This album got a lot of hype before I finally checked it out. Turns out the hype is not a mistake--i's pretty much perfect from beginning to end. Bluesy and with biting lyrics, this album is one of the gems of 2010.
3. LCD Soundsystem--This is happening
Like Gorillaz, I was never a fan of LCD Soundsystem. But this album made it hard not to love them. Nearly every track on this album is over five minutes. The shortest, Drunk Girls, clocks in at 3:42. The longest, You wanted a hit, is 9:06. Each track is equally dance-able and fun.
2. The Roots--How I got over
My husband talked this album up for nearly 2 months before I was finally willing to give it a listen. I was instantly hooked. This album felt like a mish-mash of formats that fall under the umbrella of "hip-hop," though it didn't feel disjointed or fake. The Roots moved deftly between rap, reggae, and jazz and the album featured guests from John Legend to Joanna Newsom.
1. The National--High violet
I feel like it's anti-climatic to put High violet at the top of my list. Everyone I know talked this album up, and I'm always a little skeptical of an album that is that beloved. But when I finally got around to listening to this album, I knew upon my first listen that it would top my list. 2010 was kind of a crappy year for me, and I often found myself wanting to drown in moody, atmospheric music. High violet is both moody and atmospheric. Even on songs that weren't inherently sad, Matt Berninger's vocals left an introspective and melancholy impression. High violet affected me in a way that no other album did in 2010.

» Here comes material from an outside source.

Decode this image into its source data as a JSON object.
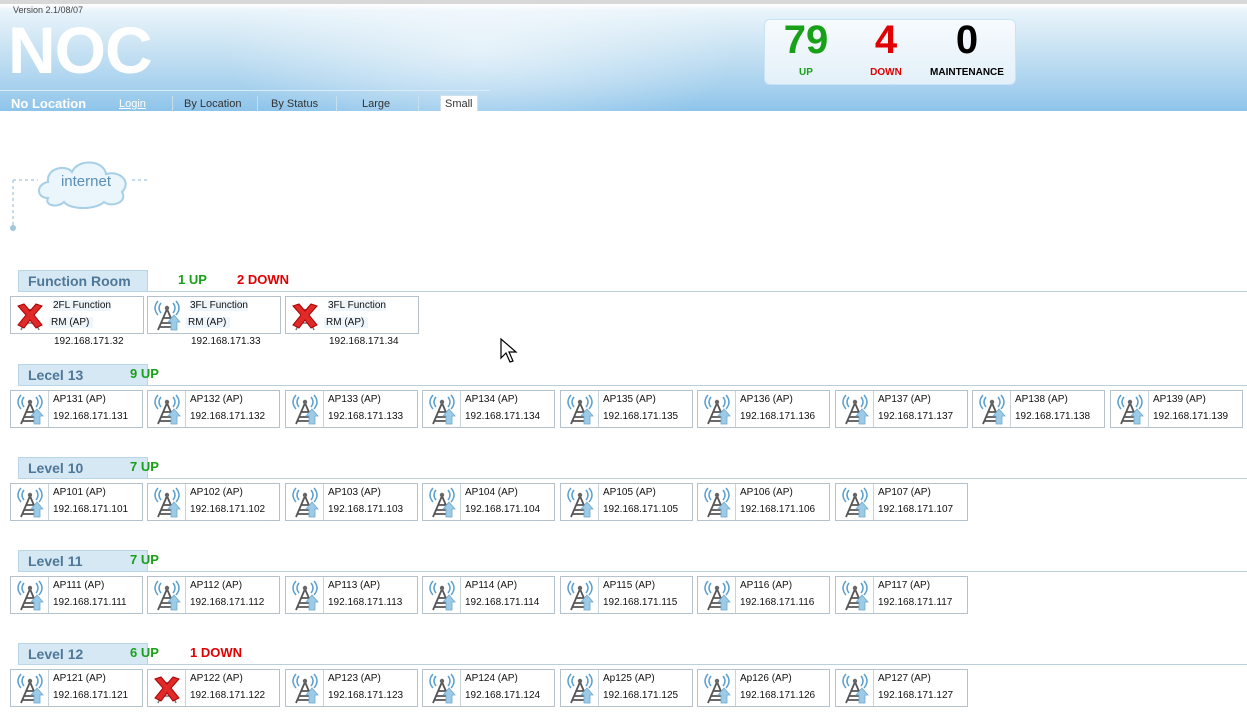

What do you think? Where did I get it wrong? What do you wish had been on this list?